== Exercise aim ==
The reply must repeat each entry exactly and contain no pictures.

::: Stored data

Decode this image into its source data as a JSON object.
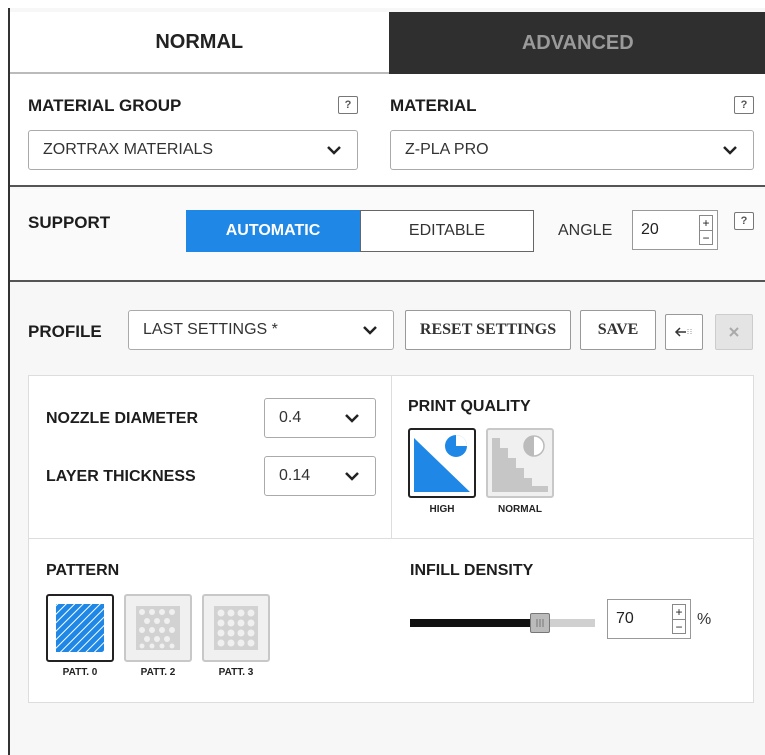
{
  "tabs": [
    {
      "label": "NORMAL",
      "active": true
    },
    {
      "label": "ADVANCED",
      "active": false
    }
  ],
  "material_group": {
    "label": "MATERIAL GROUP",
    "help": "?",
    "selected": "ZORTRAX MATERIALS"
  },
  "material": {
    "label": "MATERIAL",
    "help": "?",
    "selected": "Z-PLA PRO"
  },
  "support": {
    "label": "SUPPORT",
    "mode_automatic": "AUTOMATIC",
    "mode_editable": "EDITABLE",
    "active_mode": "AUTOMATIC",
    "angle_label": "ANGLE",
    "angle_value": "20",
    "help": "?"
  },
  "profile": {
    "label": "PROFILE",
    "selected": "LAST SETTINGS *",
    "reset_label": "RESET SETTINGS",
    "save_label": "SAVE"
  },
  "nozzle": {
    "label": "NOZZLE DIAMETER",
    "value": "0.4"
  },
  "layer": {
    "label": "LAYER THICKNESS",
    "value": "0.14"
  },
  "print_quality": {
    "label": "PRINT QUALITY",
    "options": [
      {
        "label": "HIGH",
        "selected": true
      },
      {
        "label": "NORMAL",
        "selected": false
      }
    ]
  },
  "pattern": {
    "label": "PATTERN",
    "options": [
      {
        "label": "PATT. 0",
        "selected": true
      },
      {
        "label": "PATT. 2",
        "selected": false
      },
      {
        "label": "PATT. 3",
        "selected": false
      }
    ]
  },
  "infill": {
    "label": "INFILL DENSITY",
    "value": "70",
    "unit": "%",
    "fraction": 0.7
  },
  "colors": {
    "accent": "#1f87e6",
    "dark_tab": "#2f2f2f"
  }
}
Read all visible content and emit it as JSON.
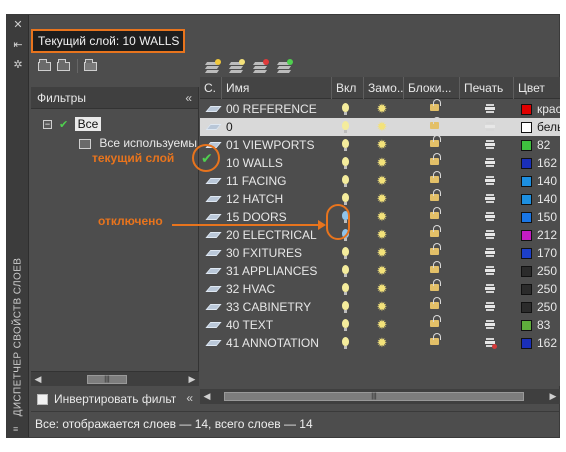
{
  "current_layer": "Текущий слой: 10 WALLS",
  "side_title": "ДИСПЕТЧЕР СВОЙСТВ СЛОЕВ",
  "filters": {
    "header": "Фильтры",
    "collapse_glyph": "«",
    "root_label": "Все",
    "child_label": "Все используемые слои",
    "invert_label": "Инвертировать фильтр"
  },
  "columns": {
    "status": "С.",
    "name": "Имя",
    "on": "Вкл",
    "freeze": "Замо...",
    "lock": "Блоки...",
    "plot": "Печать",
    "color": "Цвет"
  },
  "layers": [
    {
      "name": "00 REFERENCE",
      "on": true,
      "plot": true,
      "color_name": "красный",
      "color_hex": "#e00000",
      "selected": false
    },
    {
      "name": "0",
      "on": true,
      "plot": true,
      "color_name": "белый",
      "color_hex": "#ffffff",
      "selected": true
    },
    {
      "name": "01 VIEWPORTS",
      "on": true,
      "plot": true,
      "color_name": "82",
      "color_hex": "#3fbf3f",
      "selected": false
    },
    {
      "name": "10 WALLS",
      "on": true,
      "plot": true,
      "color_name": "162",
      "color_hex": "#1a2fb8",
      "selected": false,
      "current": true
    },
    {
      "name": "11 FACING",
      "on": true,
      "plot": true,
      "color_name": "140",
      "color_hex": "#1d8fe0",
      "selected": false
    },
    {
      "name": "12 HATCH",
      "on": true,
      "plot": true,
      "color_name": "140",
      "color_hex": "#1d8fe0",
      "selected": false
    },
    {
      "name": "15 DOORS",
      "on": false,
      "plot": true,
      "color_name": "150",
      "color_hex": "#1976e6",
      "selected": false
    },
    {
      "name": "20 ELECTRICAL",
      "on": false,
      "plot": true,
      "color_name": "212",
      "color_hex": "#c21cc2",
      "selected": false
    },
    {
      "name": "30 FXITURES",
      "on": true,
      "plot": true,
      "color_name": "170",
      "color_hex": "#1d3fc8",
      "selected": false
    },
    {
      "name": "31 APPLIANCES",
      "on": true,
      "plot": true,
      "color_name": "250",
      "color_hex": "#2b2b2b",
      "selected": false
    },
    {
      "name": "32 HVAC",
      "on": true,
      "plot": true,
      "color_name": "250",
      "color_hex": "#2b2b2b",
      "selected": false
    },
    {
      "name": "33 CABINETRY",
      "on": true,
      "plot": true,
      "color_name": "250",
      "color_hex": "#2b2b2b",
      "selected": false
    },
    {
      "name": "40 TEXT",
      "on": true,
      "plot": true,
      "color_name": "83",
      "color_hex": "#5fae3c",
      "selected": false
    },
    {
      "name": "41 ANNOTATION",
      "on": true,
      "plot": false,
      "color_name": "162",
      "color_hex": "#1a2fb8",
      "selected": false
    }
  ],
  "callouts": {
    "current": "текущий слой",
    "off": "отключено"
  },
  "status_text": "Все: отображается слоев — 14, всего слоев — 14",
  "accent": "#e8741d",
  "icons": {
    "layer_state": "layer-parallelogram-icon",
    "on": "lightbulb-icon",
    "freeze": "sun-icon",
    "lock": "padlock-icon",
    "plot": "printer-icon"
  }
}
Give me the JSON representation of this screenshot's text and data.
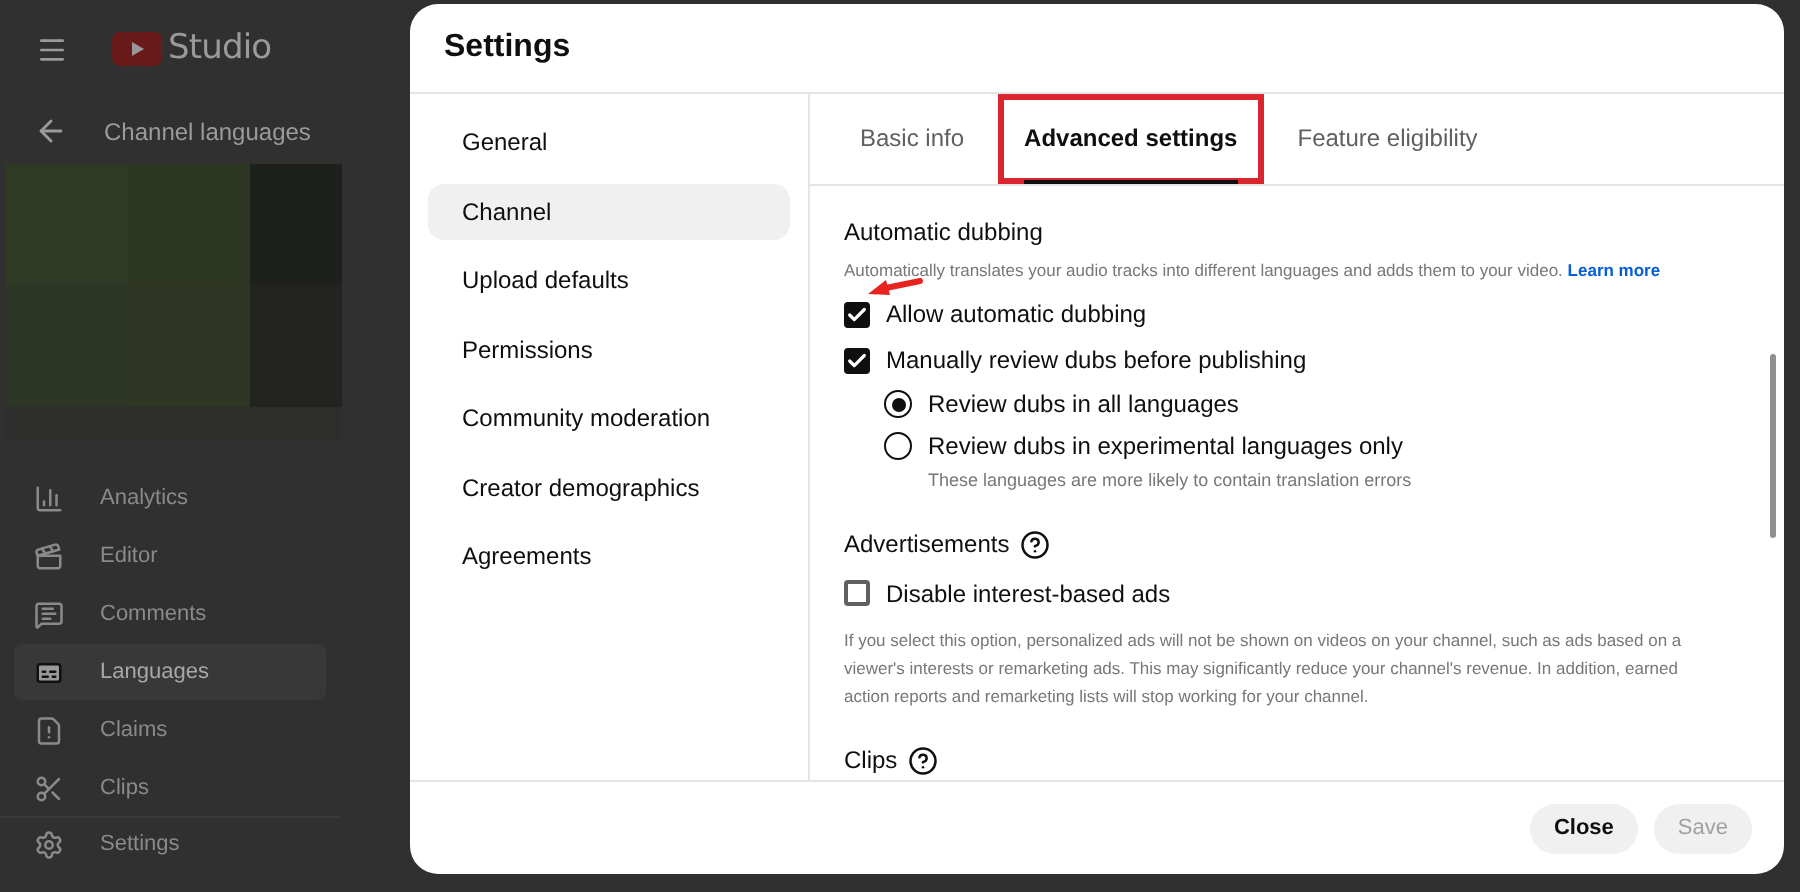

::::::

== Exercise output ==
Decode this image into its source data as a JSON object.
{
  "tabs": [
    {
      "label": "NORMAL",
      "active": true
    },
    {
      "label": "ADVANCED",
      "active": false
    }
  ],
  "material_group": {
    "label": "MATERIAL GROUP",
    "help": "?",
    "selected": "ZORTRAX MATERIALS"
  },
  "material": {
    "label": "MATERIAL",
    "help": "?",
    "selected": "Z-PLA PRO"
  },
  "support": {
    "label": "SUPPORT",
    "mode_automatic": "AUTOMATIC",
    "mode_editable": "EDITABLE",
    "active_mode": "AUTOMATIC",
    "angle_label": "ANGLE",
    "angle_value": "20",
    "help": "?"
  },
  "profile": {
    "label": "PROFILE",
    "selected": "LAST SETTINGS *",
    "reset_label": "RESET SETTINGS",
    "save_label": "SAVE"
  },
  "nozzle": {
    "label": "NOZZLE DIAMETER",
    "value": "0.4"
  },
  "layer": {
    "label": "LAYER THICKNESS",
    "value": "0.14"
  },
  "print_quality": {
    "label": "PRINT QUALITY",
    "options": [
      {
        "label": "HIGH",
        "selected": true
      },
      {
        "label": "NORMAL",
        "selected": false
      }
    ]
  },
  "pattern": {
    "label": "PATTERN",
    "options": [
      {
        "label": "PATT. 0",
        "selected": true
      },
      {
        "label": "PATT. 2",
        "selected": false
      },
      {
        "label": "PATT. 3",
        "selected": false
      }
    ]
  },
  "infill": {
    "label": "INFILL DENSITY",
    "value": "70",
    "unit": "%",
    "fraction": 0.7
  },
  "colors": {
    "accent": "#1f87e6",
    "dark_tab": "#2f2f2f"
  }
}
Read all visible content and emit it as JSON.
{
  "current_layer": "Текущий слой: 10 WALLS",
  "side_title": "ДИСПЕТЧЕР СВОЙСТВ СЛОЕВ",
  "filters": {
    "header": "Фильтры",
    "collapse_glyph": "«",
    "root_label": "Все",
    "child_label": "Все используемые слои",
    "invert_label": "Инвертировать фильтр"
  },
  "columns": {
    "status": "С.",
    "name": "Имя",
    "on": "Вкл",
    "freeze": "Замо...",
    "lock": "Блоки...",
    "plot": "Печать",
    "color": "Цвет"
  },
  "layers": [
    {
      "name": "00 REFERENCE",
      "on": true,
      "plot": true,
      "color_name": "красный",
      "color_hex": "#e00000",
      "selected": false
    },
    {
      "name": "0",
      "on": true,
      "plot": true,
      "color_name": "белый",
      "color_hex": "#ffffff",
      "selected": true
    },
    {
      "name": "01 VIEWPORTS",
      "on": true,
      "plot": true,
      "color_name": "82",
      "color_hex": "#3fbf3f",
      "selected": false
    },
    {
      "name": "10 WALLS",
      "on": true,
      "plot": true,
      "color_name": "162",
      "color_hex": "#1a2fb8",
      "selected": false,
      "current": true
    },
    {
      "name": "11 FACING",
      "on": true,
      "plot": true,
      "color_name": "140",
      "color_hex": "#1d8fe0",
      "selected": false
    },
    {
      "name": "12 HATCH",
      "on": true,
      "plot": true,
      "color_name": "140",
      "color_hex": "#1d8fe0",
      "selected": false
    },
    {
      "name": "15 DOORS",
      "on": false,
      "plot": true,
      "color_name": "150",
      "color_hex": "#1976e6",
      "selected": false
    },
    {
      "name": "20 ELECTRICAL",
      "on": false,
      "plot": true,
      "color_name": "212",
      "color_hex": "#c21cc2",
      "selected": false
    },
    {
      "name": "30 FXITURES",
      "on": true,
      "plot": true,
      "color_name": "170",
      "color_hex": "#1d3fc8",
      "selected": false
    },
    {
      "name": "31 APPLIANCES",
      "on": true,
      "plot": true,
      "color_name": "250",
      "color_hex": "#2b2b2b",
      "selected": false
    },
    {
      "name": "32 HVAC",
      "on": true,
      "plot": true,
      "color_name": "250",
      "color_hex": "#2b2b2b",
      "selected": false
    },
    {
      "name": "33 CABINETRY",
      "on": true,
      "plot": true,
      "color_name": "250",
      "color_hex": "#2b2b2b",
      "selected": false
    },
    {
      "name": "40 TEXT",
      "on": true,
      "plot": true,
      "color_name": "83",
      "color_hex": "#5fae3c",
      "selected": false
    },
    {
      "name": "41 ANNOTATION",
      "on": true,
      "plot": false,
      "color_name": "162",
      "color_hex": "#1a2fb8",
      "selected": false
    }
  ],
  "callouts": {
    "current": "текущий слой",
    "off": "отключено"
  },
  "status_text": "Все: отображается слоев — 14, всего слоев — 14",
  "accent": "#e8741d",
  "icons": {
    "layer_state": "layer-parallelogram-icon",
    "on": "lightbulb-icon",
    "freeze": "sun-icon",
    "lock": "padlock-icon",
    "plot": "printer-icon"
  }
}
Give me the JSON representation of this screenshot's text and data.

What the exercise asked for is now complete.